But it appears in all the writings of Chaucer, and particularly in his Canterbury Tales, that he was very devout, and paid respect to true enthusiastic superstition. He has laughed at his knaves and fools as I do now. But he has respected his True Pilgrims, who are a majority of his company, and are not thrown together in the random manner that Mr. S—— has done. Chaucer has nowhere called the Ploughman old, worn out with 'age and labour,' as the prospectus has represented him, and says that the picture has done so too. He is worn down with labour, but not with age. How spots of brown and yellow, smeared about at random, can be either young or old, I cannot see.
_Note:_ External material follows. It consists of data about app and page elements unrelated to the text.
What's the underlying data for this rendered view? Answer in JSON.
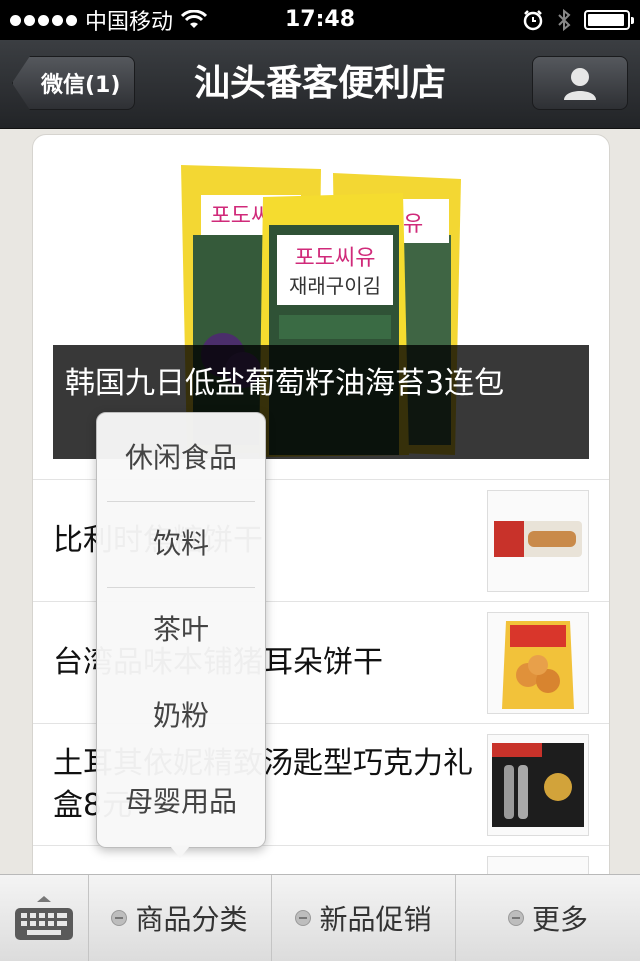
{
  "status_bar": {
    "carrier": "中国移动",
    "time": "17:48",
    "battery_level": 0.95
  },
  "nav": {
    "back_label": "微信(1)",
    "title": "汕头番客便利店"
  },
  "hero": {
    "caption": "韩国九日低盐葡萄籽油海苔3连包"
  },
  "products": [
    {
      "title": "比利时焦糖饼干"
    },
    {
      "title": "台湾品味本铺猪耳朵饼干"
    },
    {
      "title": "土耳其依妮精致汤匙型巧克力礼盒8元"
    }
  ],
  "popup_menu": {
    "items": [
      "休闲食品",
      "饮料",
      "茶叶",
      "奶粉",
      "母婴用品"
    ]
  },
  "bottom_bar": {
    "tabs": [
      "商品分类",
      "新品促销",
      "更多"
    ]
  }
}
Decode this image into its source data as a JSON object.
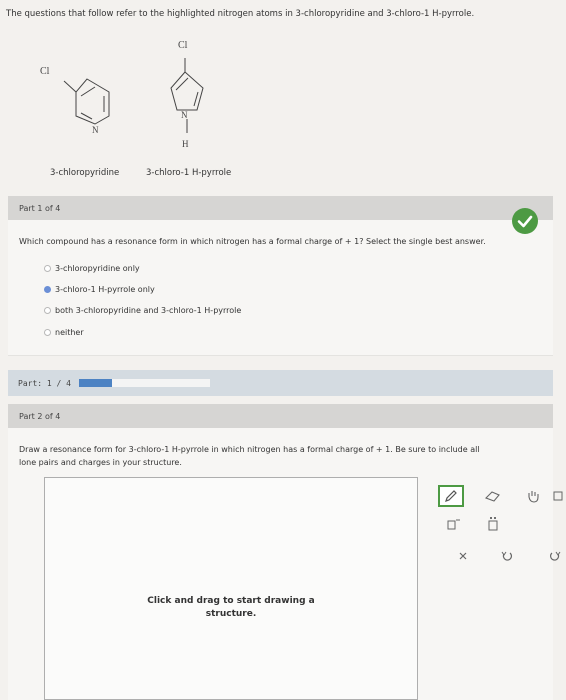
{
  "intro_text": "The questions that follow refer to the highlighted nitrogen atoms in 3-chloropyridine and 3-chloro-1 H-pyrrole.",
  "structures": {
    "pyridine": {
      "substituent": "Cl",
      "heteroatom": "N",
      "name": "3-chloropyridine"
    },
    "pyrrole": {
      "substituent": "Cl",
      "heteroatom": "N",
      "nh_hydrogen": "H",
      "name": "3-chloro-1 H-pyrrole"
    }
  },
  "part1": {
    "header": "Part 1 of 4",
    "question": "Which compound has a resonance form in which nitrogen has a formal charge of + 1? Select the single best answer.",
    "options": [
      {
        "label": "3-chloropyridine only",
        "selected": false
      },
      {
        "label": "3-chloro-1 H-pyrrole only",
        "selected": true
      },
      {
        "label": "both 3-chloropyridine and 3-chloro-1 H-pyrrole",
        "selected": false
      },
      {
        "label": "neither",
        "selected": false
      }
    ],
    "status_icon": "checkmark-icon",
    "correct_color": "#4d9a43"
  },
  "progress": {
    "label": "Part: 1 / 4",
    "fraction": 0.25,
    "color": "#4c82c3"
  },
  "part2": {
    "header": "Part 2 of 4",
    "question_line1": "Draw a resonance form for 3-chloro-1 H-pyrrole in which nitrogen has a formal charge of + 1. Be sure to include all",
    "question_line2": "lone pairs and charges in your structure.",
    "canvas_hint_line1": "Click and drag to start drawing a",
    "canvas_hint_line2": "structure."
  },
  "toolbar": {
    "tools": [
      {
        "icon": "pencil-icon",
        "active": true
      },
      {
        "icon": "eraser-icon",
        "active": false
      },
      {
        "icon": "grab-hand-icon",
        "active": false
      },
      {
        "icon": "template-icon",
        "active": false
      },
      {
        "icon": "charge-icon",
        "active": false
      },
      {
        "icon": "lone-pair-icon",
        "active": false
      },
      {
        "icon": "clear-icon",
        "active": false
      },
      {
        "icon": "undo-icon",
        "active": false
      },
      {
        "icon": "redo-icon",
        "active": false
      }
    ],
    "accent": "#4d9a43"
  }
}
It may be an old man; it may be a young one; it may be anything that a prospectus pleases. But I know that where there are no lineaments there can be no character. And what connoisseurs call touch, I know by experience, must be the destruction of all character and expression, as it is of every lineament.
The scene of Mr. S——'s Picture is by Dulwich Hills, which was not the way to Canterbury; but perhaps the Painter thought he would give them a ride round about, because they were a burlesque set of scarecrows, not worth any man's respect or care.
But the Painter's thoughts being always upon gold, he has introduced a character that Chaucer has not—namely, a Goldsmith, for so the prospectus tells us. Why he has introduced a Goldsmith, and what is the wit of it, the prospectus does not explain. But it takes care to mention the reserve and modesty of the Painter; this makes a good epigram enough:
'The fox, the mole, the beetle, and the bat,
But the prospectus tells us that the Painter has introduced a 'Sea Captain;' Chaucer has a Shipman, a Sailor, a Trading Master of a Vessel, called by courtesy Captain, as every master of a boat is; but this does not make him a Sea Captain. Chaucer has purposely omitted such a personage, as it only exists in certain periods: it is the soldier by sea. He who would be a soldier in inland nations is a sea-captain in commercial nations.
All is misconceived, and its mis-execution is equal to its misconception. I have no objection to Rubens and Rembrandt being employed, or even to their living in a palace; but it shall not be at the expense of Raphael and Michael Angelo living in a cottage, and in contempt and derision. I have been scorned long enough by